Wednesday, February 15, 2006
Swings of the pendulum
Yesterday, I had a visit from Alison Bunyan, British Telecom's PR manager for Wales. She was responsible for the campaign surrounding the installation of the St John's wireless internet access point last summer. She brought a colleague with her from North Wales, who is interested in developing a link between a similar wireless acess point installed in a public telephone box, and the chapel it is located next to. He hadn't yet approached the church's leadership, but was looking for some angles of approach. It seems the church in question has some young people's activity on a regular basis, so if that's the case, the potential is enormous - well, the kids will see it before the adults will, no doubt.
In missionary thinking, back in the seventies, we used to speak a lot about 'the world dictating the agenda', meaning that mission is a purposeful response to what is happening in society. It was necessary to emphasise this at a time when many churches, even whole denominations found it difficult to engage in any way with modernity. It's far from being the whole picture, as we discovered. If Christians only respond to what is going on around them and do not listen to what is going on within themselves, they are in danger of being nothing other that social and political activists.
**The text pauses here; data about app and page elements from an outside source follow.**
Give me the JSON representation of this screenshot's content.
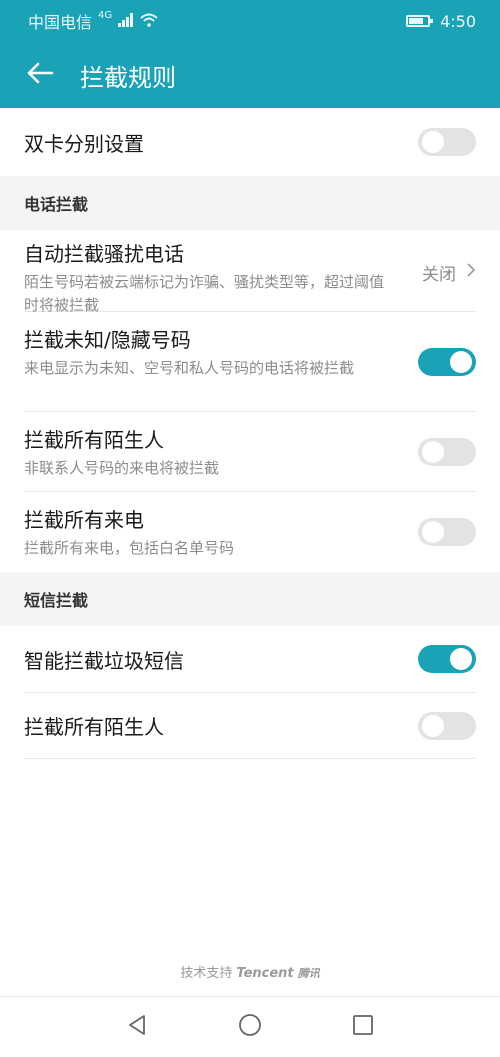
{
  "status": {
    "carrier": "中国电信",
    "network": "4G",
    "time": "4:50",
    "battery_level": 0.8
  },
  "header": {
    "title": "拦截规则",
    "back_icon": "back-arrow-icon"
  },
  "dual_sim": {
    "label": "双卡分别设置",
    "on": false
  },
  "call_section": {
    "title": "电话拦截",
    "items": [
      {
        "label": "自动拦截骚扰电话",
        "sub": "陌生号码若被云端标记为诈骗、骚扰类型等，超过阈值时将被拦截",
        "value": "关闭"
      },
      {
        "label": "拦截未知/隐藏号码",
        "sub": "来电显示为未知、空号和私人号码的电话将被拦截",
        "on": true
      },
      {
        "label": "拦截所有陌生人",
        "sub": "非联系人号码的来电将被拦截",
        "on": false
      },
      {
        "label": "拦截所有来电",
        "sub": "拦截所有来电，包括白名单号码",
        "on": false
      }
    ]
  },
  "sms_section": {
    "title": "短信拦截",
    "items": [
      {
        "label": "智能拦截垃圾短信",
        "on": true
      },
      {
        "label": "拦截所有陌生人",
        "on": false
      }
    ]
  },
  "footer": {
    "prefix": "技术支持",
    "brand": "Tencent",
    "brand_cn": "腾讯"
  },
  "colors": {
    "accent": "#1aa3b7",
    "toggle_off": "#e3e3e3",
    "text_secondary": "#8c8c8c"
  }
}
Christians contribute to the human social agenda as well as respond to its challenges. Telling the story of Jesus and the church, in advocacy of the unique model of humanity and relationship, which is the Body of Christ, is at the heart of their reason for being. Spirituality and prayer centred life in relation to God, cultivated as a way of being and becoming authentically human is equally an essential agenda item which the church proposes to the world. Maintaining the balance between right response to the world, evangelism and spirituality is always challenging because life is constantly changing. So, we have this tendency, like a pendulum to oscillate between extremes - being totally outward and other centred or totally inward and disregarding of what goes on around us. It's interesting to observe that the 9th General Assembly of the World Council of Churches taking place in Puerto Alegre Argentina in the coming week is focussing on the renewal of ecumenical spirituality, after several decades of engagement with many of the great social challenges of the age, in a way that, to the casual observer might make it appear to be like a religious version of the United Nations. A closer look would always reveal a considerable amount of deep theological reflection and spiritual thinking, but now this seems to be ascending in priority - as it should, given that it is what religious communities uniquely have to contribute to the world health and peace.